Collection entries
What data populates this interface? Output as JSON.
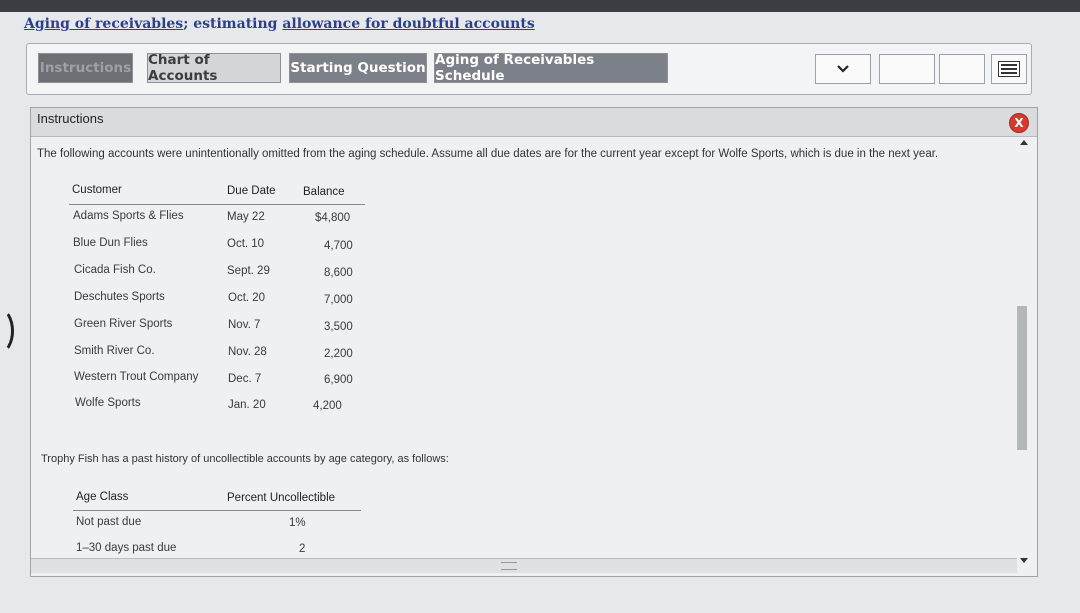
{
  "page": {
    "title_part1": "Aging of receivables",
    "title_part2": "; estimating ",
    "title_part3": "allowance for doubtful accounts"
  },
  "tabs": {
    "instructions": "Instructions",
    "chart_of_accounts": "Chart of Accounts",
    "starting_question": "Starting Question",
    "aging_schedule": "Aging of Receivables Schedule"
  },
  "nav": {
    "dropdown_icon": "chevron-down-icon",
    "menu_icon": "menu-icon"
  },
  "panel": {
    "title": "Instructions",
    "close_label": "X",
    "intro": "The following accounts were unintentionally omitted from the aging schedule. Assume all due dates are for the current year except for Wolfe Sports, which is due in the next year.",
    "customer_table": {
      "headers": [
        "Customer",
        "Due Date",
        "Balance"
      ],
      "rows": [
        [
          "Adams Sports & Flies",
          "May 22",
          "$4,800"
        ],
        [
          "Blue Dun Flies",
          "Oct. 10",
          "4,700"
        ],
        [
          "Cicada Fish Co.",
          "Sept. 29",
          "8,600"
        ],
        [
          "Deschutes Sports",
          "Oct. 20",
          "7,000"
        ],
        [
          "Green River Sports",
          "Nov. 7",
          "3,500"
        ],
        [
          "Smith River Co.",
          "Nov. 28",
          "2,200"
        ],
        [
          "Western Trout Company",
          "Dec. 7",
          "6,900"
        ],
        [
          "Wolfe Sports",
          "Jan. 20",
          "4,200"
        ]
      ]
    },
    "history_intro": "Trophy Fish has a past history of uncollectible accounts by age category, as follows:",
    "age_table": {
      "headers": [
        "Age Class",
        "Percent Uncollectible"
      ],
      "rows": [
        [
          "Not past due",
          "1%"
        ],
        [
          "1–30 days past due",
          "2"
        ]
      ]
    }
  },
  "colors": {
    "title_link": "#2b3f8c",
    "close_button": "#d43b2c",
    "active_tab": "#6c6f73"
  }
}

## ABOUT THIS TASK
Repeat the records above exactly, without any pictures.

## SOLUTION FOR THIS EXERCISE
What data populates this interface? Output as JSON.
{
  "page": {
    "title_part1": "Aging of receivables",
    "title_part2": "; estimating ",
    "title_part3": "allowance for doubtful accounts"
  },
  "tabs": {
    "instructions": "Instructions",
    "chart_of_accounts": "Chart of Accounts",
    "starting_question": "Starting Question",
    "aging_schedule": "Aging of Receivables Schedule"
  },
  "nav": {
    "dropdown_icon": "chevron-down-icon",
    "menu_icon": "menu-icon"
  },
  "panel": {
    "title": "Instructions",
    "close_label": "X",
    "intro": "The following accounts were unintentionally omitted from the aging schedule. Assume all due dates are for the current year except for Wolfe Sports, which is due in the next year.",
    "customer_table": {
      "headers": [
        "Customer",
        "Due Date",
        "Balance"
      ],
      "rows": [
        [
          "Adams Sports & Flies",
          "May 22",
          "$4,800"
        ],
        [
          "Blue Dun Flies",
          "Oct. 10",
          "4,700"
        ],
        [
          "Cicada Fish Co.",
          "Sept. 29",
          "8,600"
        ],
        [
          "Deschutes Sports",
          "Oct. 20",
          "7,000"
        ],
        [
          "Green River Sports",
          "Nov. 7",
          "3,500"
        ],
        [
          "Smith River Co.",
          "Nov. 28",
          "2,200"
        ],
        [
          "Western Trout Company",
          "Dec. 7",
          "6,900"
        ],
        [
          "Wolfe Sports",
          "Jan. 20",
          "4,200"
        ]
      ]
    },
    "history_intro": "Trophy Fish has a past history of uncollectible accounts by age category, as follows:",
    "age_table": {
      "headers": [
        "Age Class",
        "Percent Uncollectible"
      ],
      "rows": [
        [
          "Not past due",
          "1%"
        ],
        [
          "1–30 days past due",
          "2"
        ]
      ]
    }
  },
  "colors": {
    "title_link": "#2b3f8c",
    "close_button": "#d43b2c",
    "active_tab": "#6c6f73"
  }
}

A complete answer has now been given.